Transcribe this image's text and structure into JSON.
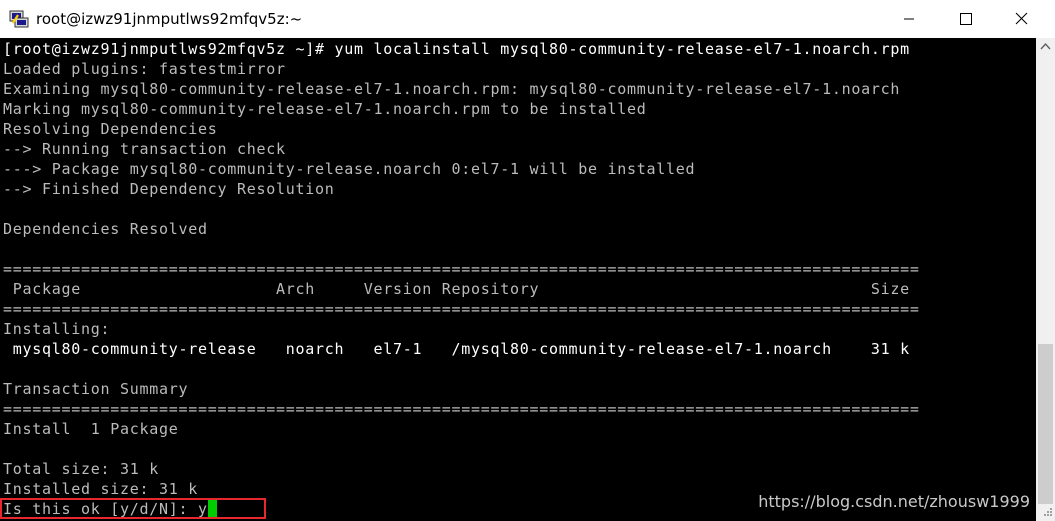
{
  "window": {
    "title": "root@izwz91jnmputlws92mfqv5z:~",
    "icons": {
      "app": "putty-icon",
      "minimize": "minimize-icon",
      "maximize": "maximize-icon",
      "close": "close-icon"
    }
  },
  "terminal": {
    "lines": [
      "[root@izwz91jnmputlws92mfqv5z ~]# yum localinstall mysql80-community-release-el7-1.noarch.rpm",
      "Loaded plugins: fastestmirror",
      "Examining mysql80-community-release-el7-1.noarch.rpm: mysql80-community-release-el7-1.noarch",
      "Marking mysql80-community-release-el7-1.noarch.rpm to be installed",
      "Resolving Dependencies",
      "--> Running transaction check",
      "---> Package mysql80-community-release.noarch 0:el7-1 will be installed",
      "--> Finished Dependency Resolution",
      "",
      "Dependencies Resolved",
      "",
      "==============================================================================================",
      " Package                    Arch     Version Repository                                  Size",
      "==============================================================================================",
      "Installing:",
      " mysql80-community-release   noarch   el7-1   /mysql80-community-release-el7-1.noarch    31 k",
      "",
      "Transaction Summary",
      "==============================================================================================",
      "Install  1 Package",
      "",
      "Total size: 31 k",
      "Installed size: 31 k"
    ],
    "prompt": "Is this ok [y/d/N]: ",
    "input_value": "y",
    "cursor_color": "#00cc00",
    "highlight_color": "#e8282e"
  },
  "watermark": "https://blog.csdn.net/zhousw1999",
  "colors": {
    "background": "#000000",
    "text": "#bbbbbb",
    "bright_text": "#ffffff"
  }
}
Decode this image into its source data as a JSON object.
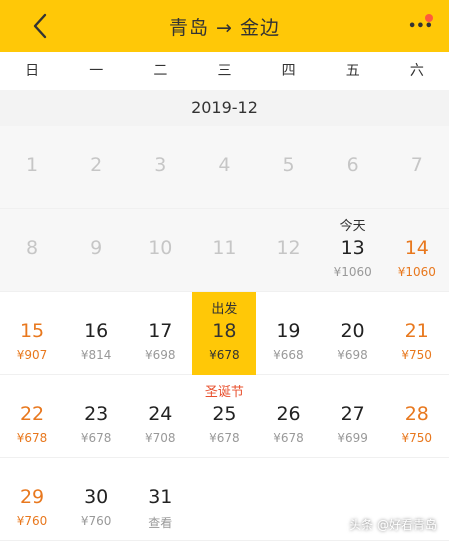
{
  "header": {
    "title": "青岛 → 金边",
    "more_icon": "more-dots-icon",
    "back_icon": "back-arrow-icon",
    "colors": {
      "header_bg": "#ffc807",
      "accent_orange": "#e8781e",
      "badge_red": "#ff5a3c"
    }
  },
  "weekdays": [
    "日",
    "一",
    "二",
    "三",
    "四",
    "五",
    "六"
  ],
  "month": "2019-12",
  "days": [
    {
      "num": "1",
      "above": "",
      "price": ""
    },
    {
      "num": "2",
      "above": "",
      "price": ""
    },
    {
      "num": "3",
      "above": "",
      "price": ""
    },
    {
      "num": "4",
      "above": "",
      "price": ""
    },
    {
      "num": "5",
      "above": "",
      "price": ""
    },
    {
      "num": "6",
      "above": "",
      "price": ""
    },
    {
      "num": "7",
      "above": "",
      "price": ""
    },
    {
      "num": "8",
      "above": "",
      "price": ""
    },
    {
      "num": "9",
      "above": "",
      "price": ""
    },
    {
      "num": "10",
      "above": "",
      "price": ""
    },
    {
      "num": "11",
      "above": "",
      "price": ""
    },
    {
      "num": "12",
      "above": "",
      "price": ""
    },
    {
      "num": "13",
      "above": "今天",
      "price": "¥1060"
    },
    {
      "num": "14",
      "above": "",
      "price": "¥1060"
    },
    {
      "num": "15",
      "above": "",
      "price": "¥907"
    },
    {
      "num": "16",
      "above": "",
      "price": "¥814"
    },
    {
      "num": "17",
      "above": "",
      "price": "¥698"
    },
    {
      "num": "18",
      "above": "出发",
      "price": "¥678"
    },
    {
      "num": "19",
      "above": "",
      "price": "¥668"
    },
    {
      "num": "20",
      "above": "",
      "price": "¥698"
    },
    {
      "num": "21",
      "above": "",
      "price": "¥750"
    },
    {
      "num": "22",
      "above": "",
      "price": "¥678"
    },
    {
      "num": "23",
      "above": "",
      "price": "¥678"
    },
    {
      "num": "24",
      "above": "",
      "price": "¥708"
    },
    {
      "num": "25",
      "above": "圣诞节",
      "price": "¥678"
    },
    {
      "num": "26",
      "above": "",
      "price": "¥678"
    },
    {
      "num": "27",
      "above": "",
      "price": "¥699"
    },
    {
      "num": "28",
      "above": "",
      "price": "¥750"
    },
    {
      "num": "29",
      "above": "",
      "price": "¥760"
    },
    {
      "num": "30",
      "above": "",
      "price": "¥760"
    },
    {
      "num": "31",
      "above": "",
      "price": "查看"
    }
  ],
  "watermark": "头条 @好看青岛"
}
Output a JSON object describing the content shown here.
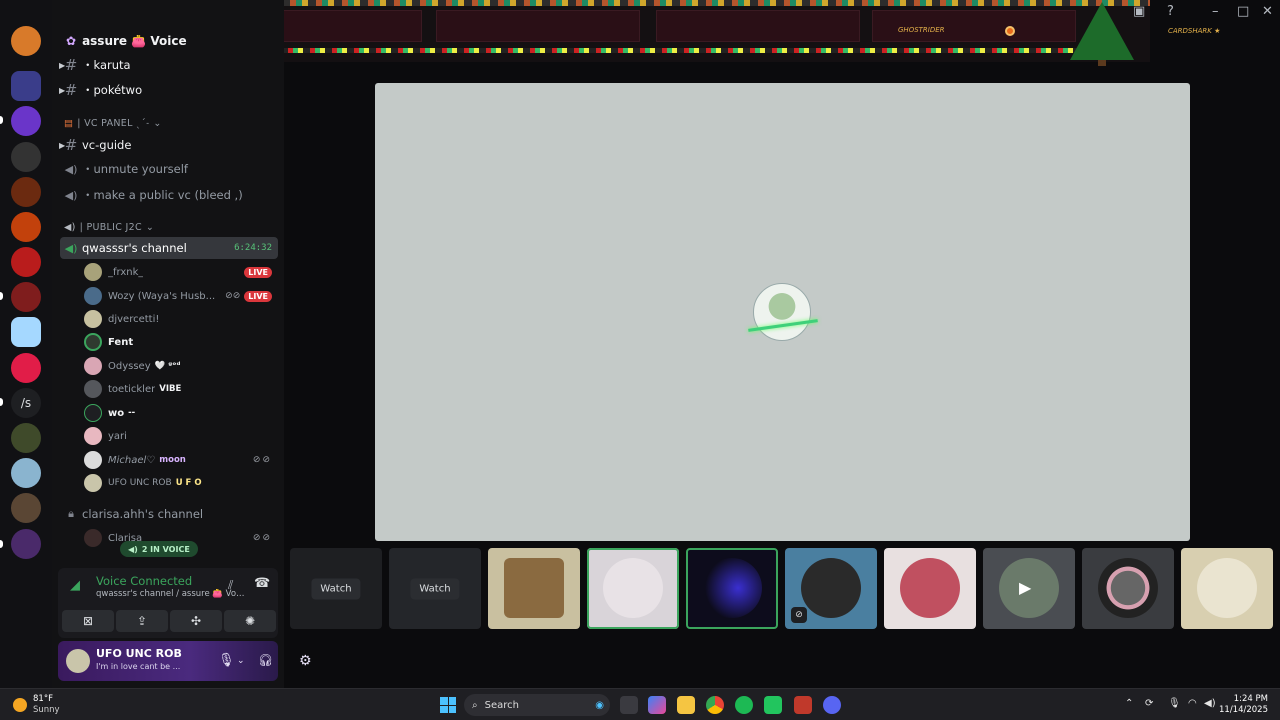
{
  "banner": {
    "user1": "GHOSTRIDER",
    "user2": "CARDSHARK ★"
  },
  "window": {
    "inbox_icon": "inbox-icon",
    "help_icon": "help-icon"
  },
  "server": {
    "name": "assure 👛 Voice"
  },
  "channels": {
    "text1": "・karuta",
    "text2": "・pokétwo",
    "cat_vc_panel": "| VC PANEL ˎˊ˗",
    "vc_guide": "vc-guide",
    "voice1": "・unmute yourself",
    "voice2": "・make a public vc (bleed ,)",
    "cat_public": "| PUBLIC J2C",
    "active_channel": "qwasssr's channel",
    "active_timer": "6:24:32",
    "second_channel": "clarisa.ahh's channel"
  },
  "users": [
    {
      "name": "_frxnk_",
      "tag": "",
      "badge": "LIVE"
    },
    {
      "name": "Wozy (Waya's Husb...",
      "tag": "",
      "badge": "LIVE",
      "muted": true
    },
    {
      "name": "djvercetti!",
      "tag": ""
    },
    {
      "name": "Fent",
      "tag": ""
    },
    {
      "name": "Odyssey",
      "tag": "🤍 ᵍᵒᵈ"
    },
    {
      "name": "toetickler",
      "tag": "VIBE"
    },
    {
      "name": "wo",
      "tag": "--"
    },
    {
      "name": "yari",
      "tag": ""
    },
    {
      "name": "Michael♡",
      "tag": "moon"
    },
    {
      "name": "UFO UNC ROB",
      "tag": "U F O"
    }
  ],
  "clarisa_user": "Clarisa",
  "in_voice": "2 IN VOICE",
  "voice_panel": {
    "status": "Voice Connected",
    "sub": "qwasssr's channel / assure 👛 Voice Chat ..."
  },
  "me": {
    "name": "UFO UNC ROB",
    "status": "I'm in love cant be ..."
  },
  "tiles": {
    "watch1": "Watch",
    "watch2": "Watch"
  },
  "taskbar": {
    "temp": "81°F",
    "cond": "Sunny",
    "search": "Search",
    "time": "1:24 PM",
    "date": "11/14/2025"
  },
  "colors": {
    "accent_green": "#3ba55d",
    "live_red": "#da373c",
    "stage_bg": "#c4cac8"
  }
}
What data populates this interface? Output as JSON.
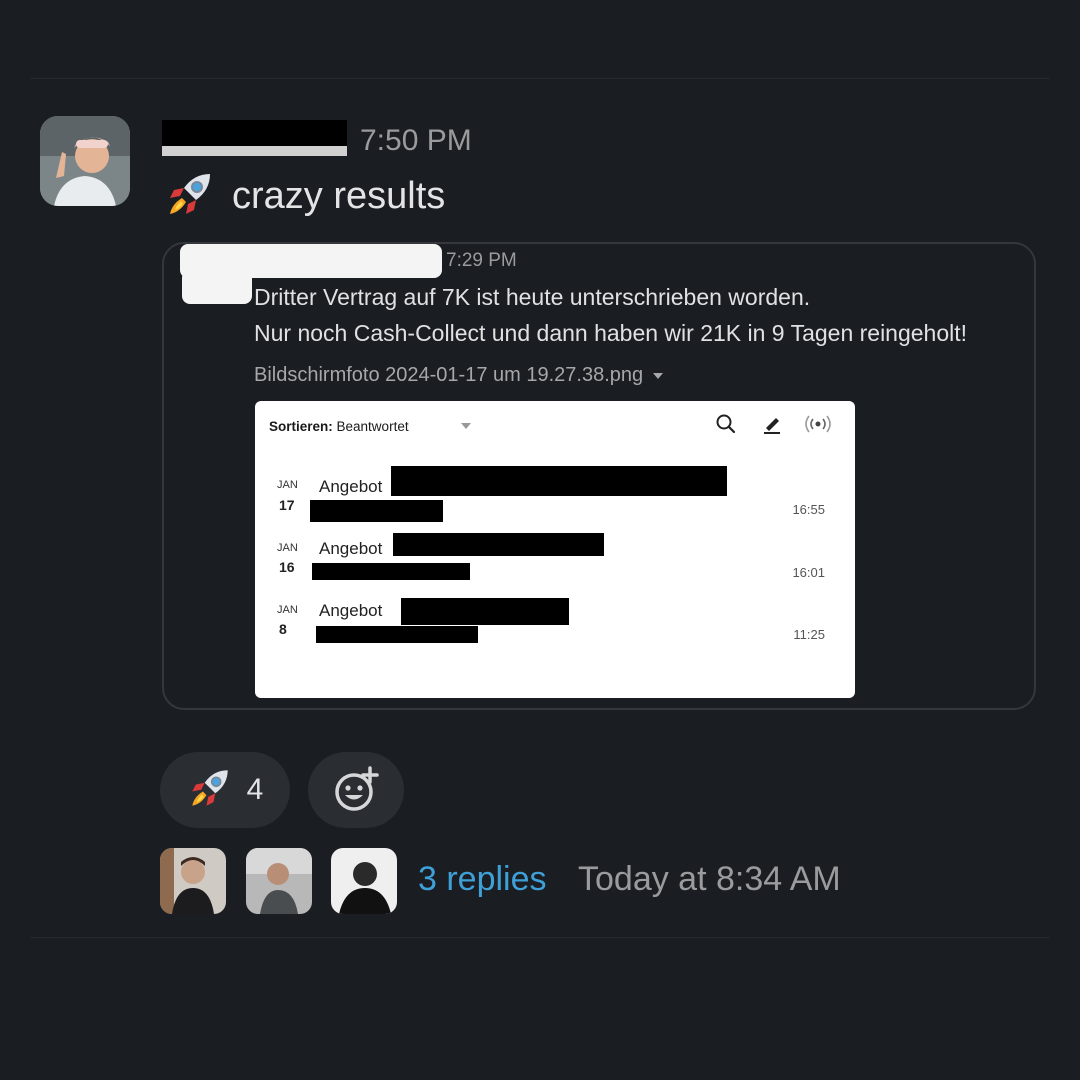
{
  "message": {
    "time": "7:50 PM",
    "emoji_icon": "rocket-icon",
    "text": "crazy results"
  },
  "quoted": {
    "time": "7:29 PM",
    "line1": "Dritter Vertrag auf 7K ist heute unterschrieben worden.",
    "line2": "Nur noch Cash-Collect und dann haben wir 21K in 9 Tagen reingeholt!",
    "file_name": "Bildschirmfoto 2024-01-17 um 19.27.38.png"
  },
  "screenshot": {
    "sort_label": "Sortieren:",
    "sort_value": "Beantwortet",
    "rows": [
      {
        "month": "JAN",
        "day": "17",
        "title": "Angebot",
        "time": "16:55"
      },
      {
        "month": "JAN",
        "day": "16",
        "title": "Angebot",
        "time": "16:01"
      },
      {
        "month": "JAN",
        "day": "8",
        "title": "Angebot",
        "time": "11:25"
      }
    ]
  },
  "reactions": {
    "rocket_count": "4",
    "add_reaction_icon": "add-reaction-icon"
  },
  "thread": {
    "replies": "3 replies",
    "last_reply": "Today at 8:34 AM"
  },
  "colors": {
    "background": "#1a1d21",
    "link": "#3fa0d8",
    "muted": "#9a9b9d"
  }
}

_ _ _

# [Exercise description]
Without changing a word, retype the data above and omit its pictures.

# [Completed exercise]
Transcribe this image's text and structure into JSON.
{
  "window": {
    "title": "root@izwz91jnmputlws92mfqv5z:~",
    "icons": {
      "app": "putty-icon",
      "minimize": "minimize-icon",
      "maximize": "maximize-icon",
      "close": "close-icon"
    }
  },
  "terminal": {
    "lines": [
      "[root@izwz91jnmputlws92mfqv5z ~]# yum localinstall mysql80-community-release-el7-1.noarch.rpm",
      "Loaded plugins: fastestmirror",
      "Examining mysql80-community-release-el7-1.noarch.rpm: mysql80-community-release-el7-1.noarch",
      "Marking mysql80-community-release-el7-1.noarch.rpm to be installed",
      "Resolving Dependencies",
      "--> Running transaction check",
      "---> Package mysql80-community-release.noarch 0:el7-1 will be installed",
      "--> Finished Dependency Resolution",
      "",
      "Dependencies Resolved",
      "",
      "==============================================================================================",
      " Package                    Arch     Version Repository                                  Size",
      "==============================================================================================",
      "Installing:",
      " mysql80-community-release   noarch   el7-1   /mysql80-community-release-el7-1.noarch    31 k",
      "",
      "Transaction Summary",
      "==============================================================================================",
      "Install  1 Package",
      "",
      "Total size: 31 k",
      "Installed size: 31 k"
    ],
    "prompt": "Is this ok [y/d/N]: ",
    "input_value": "y",
    "cursor_color": "#00cc00",
    "highlight_color": "#e8282e"
  },
  "watermark": "https://blog.csdn.net/zhousw1999",
  "colors": {
    "background": "#000000",
    "text": "#bbbbbb",
    "bright_text": "#ffffff"
  }
}
Decode this image into its source data as a JSON object.
{
  "header": {
    "title": "青岛 → 金边",
    "more_icon": "more-dots-icon",
    "back_icon": "back-arrow-icon",
    "colors": {
      "header_bg": "#ffc807",
      "accent_orange": "#e8781e",
      "badge_red": "#ff5a3c"
    }
  },
  "weekdays": [
    "日",
    "一",
    "二",
    "三",
    "四",
    "五",
    "六"
  ],
  "month": "2019-12",
  "days": [
    {
      "num": "1",
      "above": "",
      "price": ""
    },
    {
      "num": "2",
      "above": "",
      "price": ""
    },
    {
      "num": "3",
      "above": "",
      "price": ""
    },
    {
      "num": "4",
      "above": "",
      "price": ""
    },
    {
      "num": "5",
      "above": "",
      "price": ""
    },
    {
      "num": "6",
      "above": "",
      "price": ""
    },
    {
      "num": "7",
      "above": "",
      "price": ""
    },
    {
      "num": "8",
      "above": "",
      "price": ""
    },
    {
      "num": "9",
      "above": "",
      "price": ""
    },
    {
      "num": "10",
      "above": "",
      "price": ""
    },
    {
      "num": "11",
      "above": "",
      "price": ""
    },
    {
      "num": "12",
      "above": "",
      "price": ""
    },
    {
      "num": "13",
      "above": "今天",
      "price": "¥1060"
    },
    {
      "num": "14",
      "above": "",
      "price": "¥1060"
    },
    {
      "num": "15",
      "above": "",
      "price": "¥907"
    },
    {
      "num": "16",
      "above": "",
      "price": "¥814"
    },
    {
      "num": "17",
      "above": "",
      "price": "¥698"
    },
    {
      "num": "18",
      "above": "出发",
      "price": "¥678"
    },
    {
      "num": "19",
      "above": "",
      "price": "¥668"
    },
    {
      "num": "20",
      "above": "",
      "price": "¥698"
    },
    {
      "num": "21",
      "above": "",
      "price": "¥750"
    },
    {
      "num": "22",
      "above": "",
      "price": "¥678"
    },
    {
      "num": "23",
      "above": "",
      "price": "¥678"
    },
    {
      "num": "24",
      "above": "",
      "price": "¥708"
    },
    {
      "num": "25",
      "above": "圣诞节",
      "price": "¥678"
    },
    {
      "num": "26",
      "above": "",
      "price": "¥678"
    },
    {
      "num": "27",
      "above": "",
      "price": "¥699"
    },
    {
      "num": "28",
      "above": "",
      "price": "¥750"
    },
    {
      "num": "29",
      "above": "",
      "price": "¥760"
    },
    {
      "num": "30",
      "above": "",
      "price": "¥760"
    },
    {
      "num": "31",
      "above": "",
      "price": "查看"
    }
  ],
  "watermark": "头条 @好看青岛"
}
Output a JSON object describing the content shown here.
{
  "banner": {
    "user1": "GHOSTRIDER",
    "user2": "CARDSHARK ★"
  },
  "window": {
    "inbox_icon": "inbox-icon",
    "help_icon": "help-icon"
  },
  "server": {
    "name": "assure 👛 Voice"
  },
  "channels": {
    "text1": "・karuta",
    "text2": "・pokétwo",
    "cat_vc_panel": "| VC PANEL ˎˊ˗",
    "vc_guide": "vc-guide",
    "voice1": "・unmute yourself",
    "voice2": "・make a public vc (bleed ,)",
    "cat_public": "| PUBLIC J2C",
    "active_channel": "qwasssr's channel",
    "active_timer": "6:24:32",
    "second_channel": "clarisa.ahh's channel"
  },
  "users": [
    {
      "name": "_frxnk_",
      "tag": "",
      "badge": "LIVE"
    },
    {
      "name": "Wozy (Waya's Husb...",
      "tag": "",
      "badge": "LIVE",
      "muted": true
    },
    {
      "name": "djvercetti!",
      "tag": ""
    },
    {
      "name": "Fent",
      "tag": ""
    },
    {
      "name": "Odyssey",
      "tag": "🤍 ᵍᵒᵈ"
    },
    {
      "name": "toetickler",
      "tag": "VIBE"
    },
    {
      "name": "wo",
      "tag": "--"
    },
    {
      "name": "yari",
      "tag": ""
    },
    {
      "name": "Michael♡",
      "tag": "moon"
    },
    {
      "name": "UFO UNC ROB",
      "tag": "U F O"
    }
  ],
  "clarisa_user": "Clarisa",
  "in_voice": "2 IN VOICE",
  "voice_panel": {
    "status": "Voice Connected",
    "sub": "qwasssr's channel / assure 👛 Voice Chat ..."
  },
  "me": {
    "name": "UFO UNC ROB",
    "status": "I'm in love cant be ..."
  },
  "tiles": {
    "watch1": "Watch",
    "watch2": "Watch"
  },
  "taskbar": {
    "temp": "81°F",
    "cond": "Sunny",
    "search": "Search",
    "time": "1:24 PM",
    "date": "11/14/2025"
  },
  "colors": {
    "accent_green": "#3ba55d",
    "live_red": "#da373c",
    "stage_bg": "#c4cac8"
  }
}
What data populates this interface? Output as JSON.
{
  "message": {
    "time": "7:50 PM",
    "emoji_icon": "rocket-icon",
    "text": "crazy results"
  },
  "quoted": {
    "time": "7:29 PM",
    "line1": "Dritter Vertrag auf 7K ist heute unterschrieben worden.",
    "line2": "Nur noch Cash-Collect und dann haben wir 21K in 9 Tagen reingeholt!",
    "file_name": "Bildschirmfoto 2024-01-17 um 19.27.38.png"
  },
  "screenshot": {
    "sort_label": "Sortieren:",
    "sort_value": "Beantwortet",
    "rows": [
      {
        "month": "JAN",
        "day": "17",
        "title": "Angebot",
        "time": "16:55"
      },
      {
        "month": "JAN",
        "day": "16",
        "title": "Angebot",
        "time": "16:01"
      },
      {
        "month": "JAN",
        "day": "8",
        "title": "Angebot",
        "time": "11:25"
      }
    ]
  },
  "reactions": {
    "rocket_count": "4",
    "add_reaction_icon": "add-reaction-icon"
  },
  "thread": {
    "replies": "3 replies",
    "last_reply": "Today at 8:34 AM"
  },
  "colors": {
    "background": "#1a1d21",
    "link": "#3fa0d8",
    "muted": "#9a9b9d"
  }
}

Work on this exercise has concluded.